**WHAT TO WORK ON**. The entries that follow need to be retyped verbatim.
####################
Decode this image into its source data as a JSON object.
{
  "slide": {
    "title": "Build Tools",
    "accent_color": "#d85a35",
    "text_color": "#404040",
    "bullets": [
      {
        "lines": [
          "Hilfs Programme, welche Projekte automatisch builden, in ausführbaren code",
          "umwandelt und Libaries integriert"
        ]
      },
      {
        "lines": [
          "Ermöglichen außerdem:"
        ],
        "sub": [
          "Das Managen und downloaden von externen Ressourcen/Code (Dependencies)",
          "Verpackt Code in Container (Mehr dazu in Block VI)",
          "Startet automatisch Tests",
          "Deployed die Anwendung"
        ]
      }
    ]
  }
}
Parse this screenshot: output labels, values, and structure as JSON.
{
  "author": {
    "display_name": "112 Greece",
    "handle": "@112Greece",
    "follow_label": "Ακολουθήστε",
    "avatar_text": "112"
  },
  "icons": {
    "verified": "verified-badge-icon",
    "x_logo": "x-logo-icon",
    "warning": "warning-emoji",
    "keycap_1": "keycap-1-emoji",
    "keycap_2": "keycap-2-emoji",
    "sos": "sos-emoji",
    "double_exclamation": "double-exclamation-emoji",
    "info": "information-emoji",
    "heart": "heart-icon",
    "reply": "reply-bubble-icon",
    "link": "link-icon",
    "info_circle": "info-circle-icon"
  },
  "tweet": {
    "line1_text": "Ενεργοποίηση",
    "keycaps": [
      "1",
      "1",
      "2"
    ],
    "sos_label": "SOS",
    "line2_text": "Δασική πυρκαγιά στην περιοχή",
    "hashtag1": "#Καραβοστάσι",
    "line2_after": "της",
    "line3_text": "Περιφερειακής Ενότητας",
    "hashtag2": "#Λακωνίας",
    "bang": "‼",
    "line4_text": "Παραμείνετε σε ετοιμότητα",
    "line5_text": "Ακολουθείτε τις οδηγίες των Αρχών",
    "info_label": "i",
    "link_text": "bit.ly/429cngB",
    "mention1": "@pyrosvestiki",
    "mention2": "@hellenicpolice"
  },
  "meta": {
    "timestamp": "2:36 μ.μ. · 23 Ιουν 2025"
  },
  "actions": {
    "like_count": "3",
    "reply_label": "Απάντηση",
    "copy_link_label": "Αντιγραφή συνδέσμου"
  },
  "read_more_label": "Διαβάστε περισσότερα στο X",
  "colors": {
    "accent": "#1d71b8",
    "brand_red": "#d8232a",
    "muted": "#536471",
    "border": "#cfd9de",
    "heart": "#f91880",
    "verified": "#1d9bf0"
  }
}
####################
**REPLY**.
Decode this image into its source data as a JSON object.
{
  "slide": {
    "title": "Build Tools",
    "accent_color": "#d85a35",
    "text_color": "#404040",
    "bullets": [
      {
        "lines": [
          "Hilfs Programme, welche Projekte automatisch builden, in ausführbaren code",
          "umwandelt und Libaries integriert"
        ]
      },
      {
        "lines": [
          "Ermöglichen außerdem:"
        ],
        "sub": [
          "Das Managen und downloaden von externen Ressourcen/Code (Dependencies)",
          "Verpackt Code in Container (Mehr dazu in Block VI)",
          "Startet automatisch Tests",
          "Deployed die Anwendung"
        ]
      }
    ]
  }
}
Parse this screenshot: output labels, values, and structure as JSON.
{
  "author": {
    "display_name": "112 Greece",
    "handle": "@112Greece",
    "follow_label": "Ακολουθήστε",
    "avatar_text": "112"
  },
  "icons": {
    "verified": "verified-badge-icon",
    "x_logo": "x-logo-icon",
    "warning": "warning-emoji",
    "keycap_1": "keycap-1-emoji",
    "keycap_2": "keycap-2-emoji",
    "sos": "sos-emoji",
    "double_exclamation": "double-exclamation-emoji",
    "info": "information-emoji",
    "heart": "heart-icon",
    "reply": "reply-bubble-icon",
    "link": "link-icon",
    "info_circle": "info-circle-icon"
  },
  "tweet": {
    "line1_text": "Ενεργοποίηση",
    "keycaps": [
      "1",
      "1",
      "2"
    ],
    "sos_label": "SOS",
    "line2_text": "Δασική πυρκαγιά στην περιοχή",
    "hashtag1": "#Καραβοστάσι",
    "line2_after": "της",
    "line3_text": "Περιφερειακής Ενότητας",
    "hashtag2": "#Λακωνίας",
    "bang": "‼",
    "line4_text": "Παραμείνετε σε ετοιμότητα",
    "line5_text": "Ακολουθείτε τις οδηγίες των Αρχών",
    "info_label": "i",
    "link_text": "bit.ly/429cngB",
    "mention1": "@pyrosvestiki",
    "mention2": "@hellenicpolice"
  },
  "meta": {
    "timestamp": "2:36 μ.μ. · 23 Ιουν 2025"
  },
  "actions": {
    "like_count": "3",
    "reply_label": "Απάντηση",
    "copy_link_label": "Αντιγραφή συνδέσμου"
  },
  "read_more_label": "Διαβάστε περισσότερα στο X",
  "colors": {
    "accent": "#1d71b8",
    "brand_red": "#d8232a",
    "muted": "#536471",
    "border": "#cfd9de",
    "heart": "#f91880",
    "verified": "#1d9bf0"
  }
}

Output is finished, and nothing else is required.